Static For Loop

Since quantum expressions are evaluated at compile time, it is not possible to generate an expression with a runtime for-loop. However, in order to build larger quantum circuits, using a for loop will become a necessaty. Looping over quantum expressions can thus be done with the static_for() function. The generic interface of the static_for() function reads:

template<index_t for_start,
         index_t for_end,
         index_t for_step,
         template<index_t start, index_t end, index_t step, index_t index> class functor,
         typename functor_return_type,
         typename... functor_types>
inline auto
static_for(functor_return_type&& functor_return_arg,
           functor_types&&... functor_args)

Below is a small example on how to use the static_for() function. First, a functor needs to be created, which represents the loop’s body:

template<index_t start, index_t end, index_t step, index_t index>
struct ftor
    template<typename Expr>
    inline constexpr auto operator()(Expr&& expr) noexcept
        // Returns the controlled phase shift gate with angle
        // theta = pi/2^(index+1) between qubits index and index+1
        return crk<index+1>(sel<index>  (gototag<0>()),

To loop through this functor (at compile time) we call the utils::static_for<start, end, step, body>(...) function as follows. Note the usefulness of the tag/gototag mechanism to restore the original filter settings easily.

auto expr = utils::static_for<0,4,1,ftor>(tag<0>(init()));

This then generates the following 6 qubit circuit with only one line of code! Notice that the end index is set to 4 and is thus also included in the loop, similar to the regular for(int i=start; i<=end; i+=step){}

Figure made with TikZ

Generated circuit by the static_for loop

Computational offloading

LibKet’s computation offloading model is very similar to that of CUDA to ease the transition from GPU- to quantum-accelerated computing. The device.eval(...) is just one of three ways to run a quantum expression, which we will refer to as quantum kernel, on a quantum device.

LibKet::utils::json device.eval(...) :

This function offloads the quantum computation to the quantum device and returns the evaluated result as JSON object once the quantum computation has completed. Exceptions are the QuEST and QX simulators where a reference to the internal state vector is returned.

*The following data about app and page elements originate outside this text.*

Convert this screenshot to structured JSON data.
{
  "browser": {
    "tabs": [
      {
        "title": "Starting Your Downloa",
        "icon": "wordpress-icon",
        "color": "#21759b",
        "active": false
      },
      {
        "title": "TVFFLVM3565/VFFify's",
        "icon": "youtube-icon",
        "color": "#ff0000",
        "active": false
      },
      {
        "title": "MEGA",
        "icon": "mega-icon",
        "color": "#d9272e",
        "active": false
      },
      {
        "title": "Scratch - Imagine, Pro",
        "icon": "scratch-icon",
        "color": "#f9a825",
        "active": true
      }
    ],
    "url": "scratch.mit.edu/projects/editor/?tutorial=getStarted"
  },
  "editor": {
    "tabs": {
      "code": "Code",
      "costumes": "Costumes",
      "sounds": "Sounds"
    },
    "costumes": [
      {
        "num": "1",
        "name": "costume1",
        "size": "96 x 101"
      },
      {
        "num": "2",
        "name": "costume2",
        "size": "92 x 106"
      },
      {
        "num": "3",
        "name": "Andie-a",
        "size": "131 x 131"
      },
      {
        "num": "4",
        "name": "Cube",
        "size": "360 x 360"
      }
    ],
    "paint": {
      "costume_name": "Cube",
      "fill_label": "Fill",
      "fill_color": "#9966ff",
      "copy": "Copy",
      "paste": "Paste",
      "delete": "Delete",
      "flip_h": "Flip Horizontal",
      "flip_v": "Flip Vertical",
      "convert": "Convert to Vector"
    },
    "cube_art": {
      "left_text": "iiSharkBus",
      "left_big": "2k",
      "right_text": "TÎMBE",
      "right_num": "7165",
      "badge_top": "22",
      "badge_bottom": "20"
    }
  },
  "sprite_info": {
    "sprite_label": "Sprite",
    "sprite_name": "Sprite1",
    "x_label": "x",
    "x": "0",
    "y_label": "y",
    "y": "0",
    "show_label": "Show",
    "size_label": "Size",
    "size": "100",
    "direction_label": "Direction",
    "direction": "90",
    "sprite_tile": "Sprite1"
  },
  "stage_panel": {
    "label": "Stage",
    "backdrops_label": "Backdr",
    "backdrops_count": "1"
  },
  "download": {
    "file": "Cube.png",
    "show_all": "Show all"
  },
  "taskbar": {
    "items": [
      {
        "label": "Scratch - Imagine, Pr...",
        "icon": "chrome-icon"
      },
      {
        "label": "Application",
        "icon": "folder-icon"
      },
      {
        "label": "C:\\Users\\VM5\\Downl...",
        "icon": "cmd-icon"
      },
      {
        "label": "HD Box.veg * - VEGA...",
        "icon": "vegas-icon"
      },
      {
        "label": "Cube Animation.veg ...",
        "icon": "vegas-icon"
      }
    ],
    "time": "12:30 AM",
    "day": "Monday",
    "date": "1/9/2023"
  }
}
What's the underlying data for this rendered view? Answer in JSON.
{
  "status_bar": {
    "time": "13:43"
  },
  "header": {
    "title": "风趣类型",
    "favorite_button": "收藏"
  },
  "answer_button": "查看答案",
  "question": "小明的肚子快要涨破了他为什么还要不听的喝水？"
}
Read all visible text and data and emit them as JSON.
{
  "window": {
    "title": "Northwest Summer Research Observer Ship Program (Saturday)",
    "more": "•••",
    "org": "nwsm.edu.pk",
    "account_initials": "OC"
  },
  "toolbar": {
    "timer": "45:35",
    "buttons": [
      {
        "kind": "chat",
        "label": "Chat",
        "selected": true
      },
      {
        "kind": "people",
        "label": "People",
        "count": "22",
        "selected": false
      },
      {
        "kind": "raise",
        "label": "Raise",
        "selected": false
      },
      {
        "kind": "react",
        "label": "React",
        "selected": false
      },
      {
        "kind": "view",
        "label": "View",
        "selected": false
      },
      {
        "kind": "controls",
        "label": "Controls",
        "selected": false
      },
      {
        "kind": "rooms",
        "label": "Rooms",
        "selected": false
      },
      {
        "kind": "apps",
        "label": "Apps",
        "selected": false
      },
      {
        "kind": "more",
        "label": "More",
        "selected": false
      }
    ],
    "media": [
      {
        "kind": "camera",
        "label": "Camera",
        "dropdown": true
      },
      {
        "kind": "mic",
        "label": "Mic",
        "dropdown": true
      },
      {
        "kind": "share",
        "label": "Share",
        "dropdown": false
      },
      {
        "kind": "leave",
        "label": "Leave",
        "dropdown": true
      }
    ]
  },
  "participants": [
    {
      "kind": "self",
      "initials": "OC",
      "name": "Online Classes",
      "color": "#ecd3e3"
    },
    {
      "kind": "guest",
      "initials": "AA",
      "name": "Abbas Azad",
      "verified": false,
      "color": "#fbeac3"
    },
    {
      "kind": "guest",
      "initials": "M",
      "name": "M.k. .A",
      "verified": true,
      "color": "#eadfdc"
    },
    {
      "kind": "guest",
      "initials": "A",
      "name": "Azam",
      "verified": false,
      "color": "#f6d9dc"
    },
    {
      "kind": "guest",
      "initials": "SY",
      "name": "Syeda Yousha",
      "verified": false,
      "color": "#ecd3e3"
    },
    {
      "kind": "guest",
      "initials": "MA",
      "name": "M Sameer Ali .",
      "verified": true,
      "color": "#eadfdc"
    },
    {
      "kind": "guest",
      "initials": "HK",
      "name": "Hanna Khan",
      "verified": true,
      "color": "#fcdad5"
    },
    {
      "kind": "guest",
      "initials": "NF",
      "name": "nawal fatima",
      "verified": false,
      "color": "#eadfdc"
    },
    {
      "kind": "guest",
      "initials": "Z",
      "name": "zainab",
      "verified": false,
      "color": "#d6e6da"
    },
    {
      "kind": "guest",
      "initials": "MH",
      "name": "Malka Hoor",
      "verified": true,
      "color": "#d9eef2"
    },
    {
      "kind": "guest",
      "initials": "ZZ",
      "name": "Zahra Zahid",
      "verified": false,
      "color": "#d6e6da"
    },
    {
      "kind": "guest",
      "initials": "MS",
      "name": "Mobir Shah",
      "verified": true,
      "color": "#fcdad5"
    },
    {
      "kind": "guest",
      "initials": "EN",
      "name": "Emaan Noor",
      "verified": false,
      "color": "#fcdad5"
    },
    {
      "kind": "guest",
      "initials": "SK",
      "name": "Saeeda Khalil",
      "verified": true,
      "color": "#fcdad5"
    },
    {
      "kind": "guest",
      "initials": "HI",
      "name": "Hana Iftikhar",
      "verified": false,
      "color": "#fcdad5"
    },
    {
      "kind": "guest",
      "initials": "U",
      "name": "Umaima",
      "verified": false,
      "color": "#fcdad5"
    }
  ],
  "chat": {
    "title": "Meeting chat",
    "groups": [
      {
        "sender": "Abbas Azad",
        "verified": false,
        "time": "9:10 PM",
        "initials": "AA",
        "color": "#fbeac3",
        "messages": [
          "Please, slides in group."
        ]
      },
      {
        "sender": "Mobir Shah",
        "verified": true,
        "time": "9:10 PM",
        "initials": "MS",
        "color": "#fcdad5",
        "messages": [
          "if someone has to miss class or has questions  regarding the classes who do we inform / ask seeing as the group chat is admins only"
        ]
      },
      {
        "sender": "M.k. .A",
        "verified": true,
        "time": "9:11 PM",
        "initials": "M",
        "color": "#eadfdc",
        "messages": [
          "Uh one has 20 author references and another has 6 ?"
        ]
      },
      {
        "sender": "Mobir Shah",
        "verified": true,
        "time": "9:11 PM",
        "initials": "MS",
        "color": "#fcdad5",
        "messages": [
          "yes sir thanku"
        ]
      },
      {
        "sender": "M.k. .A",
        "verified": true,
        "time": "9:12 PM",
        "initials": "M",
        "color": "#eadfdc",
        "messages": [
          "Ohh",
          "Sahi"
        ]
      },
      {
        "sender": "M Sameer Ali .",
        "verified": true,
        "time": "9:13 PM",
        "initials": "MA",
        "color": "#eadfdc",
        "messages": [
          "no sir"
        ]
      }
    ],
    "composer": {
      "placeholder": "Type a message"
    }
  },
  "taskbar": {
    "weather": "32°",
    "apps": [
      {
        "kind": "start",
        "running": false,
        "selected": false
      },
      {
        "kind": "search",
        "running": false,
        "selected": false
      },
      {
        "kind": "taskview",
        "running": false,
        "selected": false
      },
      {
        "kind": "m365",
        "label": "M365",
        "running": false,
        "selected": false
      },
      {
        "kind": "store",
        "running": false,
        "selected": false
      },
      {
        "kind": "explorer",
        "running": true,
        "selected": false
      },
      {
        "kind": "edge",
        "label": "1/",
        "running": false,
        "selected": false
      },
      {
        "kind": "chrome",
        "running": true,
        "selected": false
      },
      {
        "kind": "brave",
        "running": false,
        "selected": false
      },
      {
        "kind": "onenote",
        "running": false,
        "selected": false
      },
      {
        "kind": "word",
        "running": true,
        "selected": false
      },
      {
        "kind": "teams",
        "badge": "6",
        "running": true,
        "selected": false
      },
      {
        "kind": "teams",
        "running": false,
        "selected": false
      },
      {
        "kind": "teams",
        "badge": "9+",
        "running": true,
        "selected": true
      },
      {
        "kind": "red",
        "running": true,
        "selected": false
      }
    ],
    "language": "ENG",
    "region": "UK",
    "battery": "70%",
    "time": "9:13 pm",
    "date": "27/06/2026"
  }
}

LibKet::QJob* device.execute(...)

Offloads the quantum computation to the quantum device and returns a QJob pointer once the quantum computation has completed.

LibKet::QJob* device.execute_async(...)

Offloads the quantum computation to the quantum device and returns a QJob pointer immediately.

The execute() and execute_async() have a similar interface as the eval() function:

QJob<QJobType::CXX>* execute(std::size_t shots                               = [default from ctor],
                             std::function<void(QDevice_QuEST*)> ftor_init   = NULL,
                             std::function<void(QDevice_QuEST*)> ftor_before = NULL,
                             std::function<void(QDevice_QuEST*)> ftor_after  = NULL,
                             QStream<QJobType::CXX>*             stream      = NULL)

Notice that different functors are optional parameters, which will be elaborated on in the next section. The QJob objects supports the following functionality

  • QObj* wait(): waits for the job to complete (blocking)

  • bool query(): returns true if the job completed and false otherwise (non-blocking)

  • utils::json get(): returns the result as JSON object after completion (blocking)

Let’s conclude these exection options with an example. Here an expression is executed asychronously for 20 shots on the Qiskit QASM simulator. The results are retreived with the get() function, which waits for the qpu to finish execution and return results.

QDevice<QDeviceType::qiskit_qasm_simulator, 2> qpu;
auto job = qpu.execute_async(20);
result = job->get();
std::cout << result.dump(2) << std::endl;

Execution Scripts

The optional hooks ftor_init, ftor_before, and ftor_after make it possible to inject user-defined code at three different locations of the execution process:


This functor is performed before any other code of the execution process. It can be used for importing additional Python modules.


This functor is performed just before sending the instructions to the quantum device. It can be used to pre-process the quantum circuit, e.g., to perform user-specific optimizations on the raw quantum circuit, before it runs through the backend-specific pipeline


Performed just after receiving the result from the quantum device. It can be used to post-process the raw results received from the quantum device, e.g., to generate histograms or other types of visualizations

Let’s inject a simple statement after the execution that collects the histogram data of the experiment using Qiskit’s get_count() function.

auto job = qiskit.execute_async(20,
                                /* init_script   */
                                /* before_script */
                                /* after_script */
                                "counts = result.get_counts(qc)\n"
                                "return json.dumps(counts)\n"
std::cout << job->get().dump(2) << std::endl;

It should be noted that the code injections are idented automatically and must not have trailing \t’s. Each line must end with \n.

Parameterized circuits [WIP]

The creating of parameteterized circuits is still under development. When finished, LibKet will be able to support platforms that use parameterised circuits, such as Qiskit Runtime.